Exercise requirements
Search the records below for the string "有限合伙" and report only the number of lines that contain it.
[Opening Dataset section]
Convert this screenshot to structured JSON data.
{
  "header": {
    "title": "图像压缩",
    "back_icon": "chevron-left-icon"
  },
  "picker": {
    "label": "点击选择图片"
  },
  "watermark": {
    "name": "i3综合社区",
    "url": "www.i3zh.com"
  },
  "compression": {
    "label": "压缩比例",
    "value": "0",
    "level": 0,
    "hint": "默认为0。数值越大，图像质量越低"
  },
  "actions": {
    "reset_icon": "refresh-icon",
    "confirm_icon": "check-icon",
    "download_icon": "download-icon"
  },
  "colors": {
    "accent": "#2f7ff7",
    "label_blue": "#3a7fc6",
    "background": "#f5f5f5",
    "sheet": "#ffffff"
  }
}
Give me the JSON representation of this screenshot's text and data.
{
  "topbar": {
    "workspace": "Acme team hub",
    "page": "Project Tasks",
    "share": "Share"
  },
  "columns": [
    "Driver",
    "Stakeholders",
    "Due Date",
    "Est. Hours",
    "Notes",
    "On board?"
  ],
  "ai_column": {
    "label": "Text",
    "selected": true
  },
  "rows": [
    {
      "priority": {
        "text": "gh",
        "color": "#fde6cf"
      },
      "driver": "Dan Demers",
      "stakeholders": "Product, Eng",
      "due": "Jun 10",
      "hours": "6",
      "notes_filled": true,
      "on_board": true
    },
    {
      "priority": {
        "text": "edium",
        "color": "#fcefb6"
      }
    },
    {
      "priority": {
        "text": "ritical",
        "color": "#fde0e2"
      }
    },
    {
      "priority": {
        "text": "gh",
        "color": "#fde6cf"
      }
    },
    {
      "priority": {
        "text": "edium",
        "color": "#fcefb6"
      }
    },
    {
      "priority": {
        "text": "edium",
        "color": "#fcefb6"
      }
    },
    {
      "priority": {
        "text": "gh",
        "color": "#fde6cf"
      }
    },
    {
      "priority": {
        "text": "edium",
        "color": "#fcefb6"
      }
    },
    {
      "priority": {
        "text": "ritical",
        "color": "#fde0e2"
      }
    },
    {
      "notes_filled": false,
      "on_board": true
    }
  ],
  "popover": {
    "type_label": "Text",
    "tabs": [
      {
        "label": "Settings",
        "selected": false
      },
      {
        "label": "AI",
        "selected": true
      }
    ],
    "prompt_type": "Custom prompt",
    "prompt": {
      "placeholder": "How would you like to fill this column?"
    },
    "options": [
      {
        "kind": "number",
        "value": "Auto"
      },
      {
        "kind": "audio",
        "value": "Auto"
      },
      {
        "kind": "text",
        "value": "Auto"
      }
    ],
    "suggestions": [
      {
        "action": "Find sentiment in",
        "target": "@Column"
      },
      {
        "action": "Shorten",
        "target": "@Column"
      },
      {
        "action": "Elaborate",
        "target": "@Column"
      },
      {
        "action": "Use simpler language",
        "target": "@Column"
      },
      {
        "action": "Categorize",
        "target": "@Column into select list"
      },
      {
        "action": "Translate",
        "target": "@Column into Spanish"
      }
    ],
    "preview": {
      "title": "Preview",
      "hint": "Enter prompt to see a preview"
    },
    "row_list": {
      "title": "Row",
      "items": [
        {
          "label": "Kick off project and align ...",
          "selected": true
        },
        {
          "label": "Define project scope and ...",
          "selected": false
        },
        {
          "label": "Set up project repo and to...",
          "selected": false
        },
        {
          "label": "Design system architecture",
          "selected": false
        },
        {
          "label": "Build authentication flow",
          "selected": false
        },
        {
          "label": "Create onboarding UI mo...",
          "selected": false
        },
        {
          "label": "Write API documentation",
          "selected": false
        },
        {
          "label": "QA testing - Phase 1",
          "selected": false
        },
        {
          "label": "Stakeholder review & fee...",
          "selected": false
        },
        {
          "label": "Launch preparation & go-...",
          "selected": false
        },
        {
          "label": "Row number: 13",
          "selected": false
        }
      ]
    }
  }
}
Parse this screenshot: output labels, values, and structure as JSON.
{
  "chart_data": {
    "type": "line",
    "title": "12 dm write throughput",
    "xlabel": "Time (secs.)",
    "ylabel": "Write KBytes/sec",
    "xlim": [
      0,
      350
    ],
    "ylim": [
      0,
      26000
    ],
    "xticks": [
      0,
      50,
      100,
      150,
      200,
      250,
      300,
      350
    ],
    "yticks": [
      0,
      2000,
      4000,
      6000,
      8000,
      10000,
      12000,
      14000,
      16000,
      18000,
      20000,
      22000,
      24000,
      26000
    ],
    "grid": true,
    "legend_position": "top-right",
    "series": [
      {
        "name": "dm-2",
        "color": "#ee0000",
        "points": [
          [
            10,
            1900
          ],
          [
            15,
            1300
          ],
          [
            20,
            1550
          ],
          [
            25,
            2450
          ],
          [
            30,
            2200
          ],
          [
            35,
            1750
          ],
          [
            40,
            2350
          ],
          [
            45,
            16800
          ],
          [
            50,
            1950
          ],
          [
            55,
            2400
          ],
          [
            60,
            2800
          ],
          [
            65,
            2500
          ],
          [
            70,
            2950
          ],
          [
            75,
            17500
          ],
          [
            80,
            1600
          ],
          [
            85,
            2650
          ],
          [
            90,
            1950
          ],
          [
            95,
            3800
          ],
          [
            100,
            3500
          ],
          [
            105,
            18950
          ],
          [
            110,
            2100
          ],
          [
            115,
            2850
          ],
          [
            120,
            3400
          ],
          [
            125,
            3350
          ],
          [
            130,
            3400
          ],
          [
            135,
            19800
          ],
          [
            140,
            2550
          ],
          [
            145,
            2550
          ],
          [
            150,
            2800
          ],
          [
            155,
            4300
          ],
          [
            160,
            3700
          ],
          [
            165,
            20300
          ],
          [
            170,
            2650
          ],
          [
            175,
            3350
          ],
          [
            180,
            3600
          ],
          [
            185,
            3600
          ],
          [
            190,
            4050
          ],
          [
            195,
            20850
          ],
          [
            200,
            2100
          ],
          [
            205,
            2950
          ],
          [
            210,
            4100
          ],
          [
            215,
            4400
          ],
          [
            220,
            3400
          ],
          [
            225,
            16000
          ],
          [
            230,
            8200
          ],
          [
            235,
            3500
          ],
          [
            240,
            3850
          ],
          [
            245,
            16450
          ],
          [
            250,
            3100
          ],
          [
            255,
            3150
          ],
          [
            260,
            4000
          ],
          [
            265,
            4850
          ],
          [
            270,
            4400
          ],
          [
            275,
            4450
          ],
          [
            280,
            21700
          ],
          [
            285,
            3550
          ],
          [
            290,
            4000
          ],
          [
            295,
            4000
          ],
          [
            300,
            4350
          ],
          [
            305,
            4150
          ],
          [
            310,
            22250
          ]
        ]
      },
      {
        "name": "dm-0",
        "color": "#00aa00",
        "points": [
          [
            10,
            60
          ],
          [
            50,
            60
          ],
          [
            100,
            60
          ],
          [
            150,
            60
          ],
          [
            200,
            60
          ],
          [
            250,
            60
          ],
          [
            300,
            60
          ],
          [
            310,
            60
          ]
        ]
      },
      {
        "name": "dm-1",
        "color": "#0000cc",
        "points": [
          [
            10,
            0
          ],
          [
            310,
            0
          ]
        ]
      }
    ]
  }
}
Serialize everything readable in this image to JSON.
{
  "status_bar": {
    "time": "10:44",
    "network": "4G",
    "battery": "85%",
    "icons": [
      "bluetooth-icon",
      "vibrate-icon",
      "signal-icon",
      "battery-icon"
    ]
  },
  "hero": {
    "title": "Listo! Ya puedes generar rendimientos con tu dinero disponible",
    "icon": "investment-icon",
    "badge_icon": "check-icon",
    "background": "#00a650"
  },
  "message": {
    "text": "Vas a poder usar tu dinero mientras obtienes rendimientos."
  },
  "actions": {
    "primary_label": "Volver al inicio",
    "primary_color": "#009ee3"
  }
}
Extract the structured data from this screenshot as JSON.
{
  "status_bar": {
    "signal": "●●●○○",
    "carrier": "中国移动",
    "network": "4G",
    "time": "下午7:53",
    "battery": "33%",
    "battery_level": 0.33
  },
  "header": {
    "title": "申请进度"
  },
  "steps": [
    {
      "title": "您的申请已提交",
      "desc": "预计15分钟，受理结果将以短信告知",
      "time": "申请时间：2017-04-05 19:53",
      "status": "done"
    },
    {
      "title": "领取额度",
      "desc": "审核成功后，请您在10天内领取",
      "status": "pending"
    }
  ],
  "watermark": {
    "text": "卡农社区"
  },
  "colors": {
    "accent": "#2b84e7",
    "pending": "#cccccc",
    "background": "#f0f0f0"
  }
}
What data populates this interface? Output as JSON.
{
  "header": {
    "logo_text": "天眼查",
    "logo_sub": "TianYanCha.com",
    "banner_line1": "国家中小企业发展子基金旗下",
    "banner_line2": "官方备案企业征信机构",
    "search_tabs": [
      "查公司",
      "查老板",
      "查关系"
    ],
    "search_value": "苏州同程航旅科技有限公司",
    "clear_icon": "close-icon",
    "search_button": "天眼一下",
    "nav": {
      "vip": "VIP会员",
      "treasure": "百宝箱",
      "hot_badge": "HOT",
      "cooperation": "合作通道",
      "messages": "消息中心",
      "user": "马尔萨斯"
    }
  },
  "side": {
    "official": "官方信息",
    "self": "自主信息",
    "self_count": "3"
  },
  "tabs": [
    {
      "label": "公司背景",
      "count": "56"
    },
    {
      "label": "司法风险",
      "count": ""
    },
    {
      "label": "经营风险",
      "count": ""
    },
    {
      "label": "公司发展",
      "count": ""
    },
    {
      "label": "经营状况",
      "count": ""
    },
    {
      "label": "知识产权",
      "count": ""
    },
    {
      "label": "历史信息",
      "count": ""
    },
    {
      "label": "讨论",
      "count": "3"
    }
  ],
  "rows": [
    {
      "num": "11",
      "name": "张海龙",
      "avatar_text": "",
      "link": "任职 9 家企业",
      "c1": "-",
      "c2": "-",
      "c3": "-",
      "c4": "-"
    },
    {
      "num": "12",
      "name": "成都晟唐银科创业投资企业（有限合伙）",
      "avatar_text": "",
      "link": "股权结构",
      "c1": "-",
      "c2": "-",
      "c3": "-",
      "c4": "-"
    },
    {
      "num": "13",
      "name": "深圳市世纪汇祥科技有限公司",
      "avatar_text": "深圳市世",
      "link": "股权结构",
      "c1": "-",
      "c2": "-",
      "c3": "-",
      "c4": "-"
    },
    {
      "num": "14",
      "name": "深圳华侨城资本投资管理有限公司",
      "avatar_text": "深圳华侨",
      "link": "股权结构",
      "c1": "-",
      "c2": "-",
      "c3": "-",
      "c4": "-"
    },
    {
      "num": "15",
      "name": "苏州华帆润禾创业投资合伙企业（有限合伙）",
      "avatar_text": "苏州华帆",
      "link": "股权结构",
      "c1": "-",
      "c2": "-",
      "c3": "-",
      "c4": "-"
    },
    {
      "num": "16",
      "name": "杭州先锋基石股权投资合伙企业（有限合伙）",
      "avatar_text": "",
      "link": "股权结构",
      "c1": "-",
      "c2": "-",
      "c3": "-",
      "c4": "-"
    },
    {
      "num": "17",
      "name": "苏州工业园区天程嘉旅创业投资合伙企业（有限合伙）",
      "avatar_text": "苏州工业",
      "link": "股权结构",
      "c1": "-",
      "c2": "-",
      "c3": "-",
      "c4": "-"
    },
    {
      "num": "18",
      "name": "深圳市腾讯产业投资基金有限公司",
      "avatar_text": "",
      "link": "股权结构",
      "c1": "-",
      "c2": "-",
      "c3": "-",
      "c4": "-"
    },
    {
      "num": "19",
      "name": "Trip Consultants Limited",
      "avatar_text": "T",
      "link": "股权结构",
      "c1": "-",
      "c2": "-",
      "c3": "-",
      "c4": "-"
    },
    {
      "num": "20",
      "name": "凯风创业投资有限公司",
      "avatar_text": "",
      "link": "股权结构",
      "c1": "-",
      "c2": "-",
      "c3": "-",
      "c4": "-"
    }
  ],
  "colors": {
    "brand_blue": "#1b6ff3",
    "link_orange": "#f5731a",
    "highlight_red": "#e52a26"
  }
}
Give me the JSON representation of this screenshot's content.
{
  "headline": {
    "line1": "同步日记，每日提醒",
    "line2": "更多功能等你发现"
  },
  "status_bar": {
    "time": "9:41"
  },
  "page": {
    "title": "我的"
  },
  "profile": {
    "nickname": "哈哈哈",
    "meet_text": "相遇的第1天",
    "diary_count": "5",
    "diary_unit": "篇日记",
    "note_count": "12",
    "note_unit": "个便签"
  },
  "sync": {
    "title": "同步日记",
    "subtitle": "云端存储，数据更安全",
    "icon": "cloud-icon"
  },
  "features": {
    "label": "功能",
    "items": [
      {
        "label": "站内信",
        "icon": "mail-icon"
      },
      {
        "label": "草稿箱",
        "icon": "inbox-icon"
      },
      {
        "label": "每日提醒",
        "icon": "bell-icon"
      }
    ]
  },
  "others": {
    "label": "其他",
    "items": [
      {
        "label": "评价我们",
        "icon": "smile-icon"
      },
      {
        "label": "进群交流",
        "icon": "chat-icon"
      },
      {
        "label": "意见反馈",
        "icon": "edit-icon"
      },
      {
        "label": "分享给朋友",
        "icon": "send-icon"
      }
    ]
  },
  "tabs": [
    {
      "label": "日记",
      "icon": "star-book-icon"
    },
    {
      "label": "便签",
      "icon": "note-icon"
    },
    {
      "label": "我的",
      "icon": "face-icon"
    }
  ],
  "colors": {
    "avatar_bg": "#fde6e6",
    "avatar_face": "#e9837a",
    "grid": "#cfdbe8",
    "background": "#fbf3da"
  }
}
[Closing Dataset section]
Your response
4